Wednesday, August 11, 2010
An Idiot’s Guide to Crack Chemical Core Disciplinary Courses (CDCs) Part 1
It has been exactly one year since I first thought of writing this post. Frankly speaking, I used to motivate myself by thinking that If I get a CDC GPA of 10, I would type out something like this. I managed to keep my dreams alive till the second semester but the moment I came to know that there is a CDC called Process Control in the 2nd semester , I knew I would never make it because I had made a ‘D’ in control systems. In the end, I ended up making a GPA of 9.59 in my core courses that include Fluid Flow Operations, Process Calculations, Petroleum Refining and Petrochemicals and Computational Transport Phenomena. But still, as a tribute to the long cherished dream and my unflinching dedication I jot this post down for my juniors.
I have called this an Idiot’s guide because I myself made an ‘A’ in a technical subject as late as in 2-2.Also there is no need of so called “Interest in chemical” in achieving this feat. I admit I did this quite mechanically.
To perform well in BITSian Chemical courses, you need to believe in history more than Chemical Engg. because history (read last year’s questions)repeats itself in the chemical courses’ tuts, tests, quizzes and comprees. The quizzes are essentially repetitive in nature. Overall the courses are nothing to worry much about. The grueling tuts ensure that you do not have to cover much syllabus on the eve of any exam. The key to success is cracking the Test1s.This eases out a lot of pressure and also creates interest in the course. It is also important to go to the classes from time to time to keep track of the syllabus. Also, the topics covered in last 5/6 lectures of the semester would carry disproportionately high marks in the comprees. Now, I present the course wise description.
Chemical Engineering Thermodynamics(CET): This course should actually be called calculation engg. thermodynamics/ techniques .The course is taught using primitive techniques which leaves the student overwhelmed with the calculations involved rather than being able to understand the concepts. The more you score in tuts the better it is as the tuts are really very easy .They are mostly based on derivations of relations covered in the previous class.
Skill set required: mastery over your calci, solved examples, Last year’s question papers.
Important Topics: Generalized Correlations of state for gases, fugacity and fugacity coefficient, Residual Properties.
Grading: depends upon Batch performance. About 15 /85 ‘A’s would be awarded.
Caution!!! : Do solve a few questions COMPLETELY before appearing in the test.
Mass Transfer Operations (MTO): This is one course where you can expect the unexpected(i.e little repetition of historic questions)This course is on the tougher side . The course is designed based and does give a peep into applied chemical Engineering. The textbook won’t serve much purpose from exam point of view and you need a microscope to decipher the text. Class Notes will go a long way even after the course get over. VERY IMPORTANT from placement point of view. Do attend the classes regularly for this course.

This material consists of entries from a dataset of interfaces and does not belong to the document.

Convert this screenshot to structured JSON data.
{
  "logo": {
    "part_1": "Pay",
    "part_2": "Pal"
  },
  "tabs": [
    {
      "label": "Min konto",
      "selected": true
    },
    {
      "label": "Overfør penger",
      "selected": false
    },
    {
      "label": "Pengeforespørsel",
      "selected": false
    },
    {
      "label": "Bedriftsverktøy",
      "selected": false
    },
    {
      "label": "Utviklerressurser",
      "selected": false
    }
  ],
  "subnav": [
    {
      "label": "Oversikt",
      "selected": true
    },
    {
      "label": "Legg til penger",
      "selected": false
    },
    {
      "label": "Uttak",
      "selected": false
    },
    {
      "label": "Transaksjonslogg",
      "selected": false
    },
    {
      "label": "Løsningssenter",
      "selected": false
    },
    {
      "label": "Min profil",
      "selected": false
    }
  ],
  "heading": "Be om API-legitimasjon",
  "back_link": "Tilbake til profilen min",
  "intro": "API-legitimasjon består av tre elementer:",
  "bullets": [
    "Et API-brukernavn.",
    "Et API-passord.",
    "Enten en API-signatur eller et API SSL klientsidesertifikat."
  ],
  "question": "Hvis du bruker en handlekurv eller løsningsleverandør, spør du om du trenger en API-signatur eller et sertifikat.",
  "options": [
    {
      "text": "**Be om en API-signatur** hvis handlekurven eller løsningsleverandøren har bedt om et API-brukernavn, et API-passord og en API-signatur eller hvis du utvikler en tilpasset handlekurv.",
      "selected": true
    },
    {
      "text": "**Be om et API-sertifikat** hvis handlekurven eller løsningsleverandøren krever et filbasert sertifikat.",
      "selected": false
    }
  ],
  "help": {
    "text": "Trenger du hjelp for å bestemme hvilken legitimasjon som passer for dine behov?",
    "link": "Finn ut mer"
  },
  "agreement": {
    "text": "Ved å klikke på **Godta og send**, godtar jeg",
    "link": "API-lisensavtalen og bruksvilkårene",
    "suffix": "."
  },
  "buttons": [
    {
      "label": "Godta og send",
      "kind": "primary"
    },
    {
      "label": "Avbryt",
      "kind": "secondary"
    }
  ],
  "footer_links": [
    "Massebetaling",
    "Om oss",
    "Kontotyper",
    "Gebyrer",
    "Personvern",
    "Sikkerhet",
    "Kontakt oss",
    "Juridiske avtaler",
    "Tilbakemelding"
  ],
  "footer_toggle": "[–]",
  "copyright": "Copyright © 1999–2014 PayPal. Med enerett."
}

Skill set required: Patience (attending classes is a must).Graph plotting.
Important Topics: Maccabe Smith and Ponchon-Savrit method of designing Distillation columns, Leaching, Absorption. HTU-NTU concept
Grading: shall be on the tougher side.
Caution!!! : Continuously 4 tuts will be held back to back and then there would be a long lull. The rest would be in the last four tut classes.
HEAT TRANSFER OPERATIONS: The course is basically pure Physics. It stands out as one of the more interesting and insightful course of the chemical engg. syllabus at BITS. It deals with the phenomena of conduction, convection and radiation. It is important to note that the test 2 would be very tough(our time av. was 6!).Its important from placement point of view as well.
Skill set required: Clear understanding of the physical phenomena, ability to skim through large information and identify the correct formula to be used.
Important Topics: Fins, Condensation and boiling, Radiation (the electrical analog method),Design of heat exchangers
Grading: depends upon performance. About 15/83 ‘A’s in our time.
Caution!!! : Do practice some derivations for the comprees. Although it’s humanly impossible to derive such stuff, at least give them a try.
Selected Chemical Engineering Operations: oh! who can forget the obnoxious noise of the Ball Mill in the SCEO lab. This course primarily deals with mechanical operations involved in the chemical industry. The course is 50% theory so it becomes important to attend classes. Also, the number of solved examples is the text are very few so you need to make sure you have practiced all the relevant material.
Important Topics: Filtration, Drying, Adsorption
Grading: shall be on the easier side. About 20/83 ‘A’ s in our time.
Caution!!! : The questions in the Tests/Quizzes might often be wrong. So, don’t waste your time on any particular question and move on. In the case of question being wrong, the solutions of your batch’s topper would be deemed correct, howsoever illogical, impractical and impossible they might seem.
The second semester CDCs and some popular electives shall follow in the next post.
That’s all from my side guys, it’s up to you to accept the challenge and put in your efforts or just let things go. You can always contact me on firstname.lastname@example.org.Also, these are just suggestions and personal experiences and hence not under legal jurisdiction of any court.
All the best.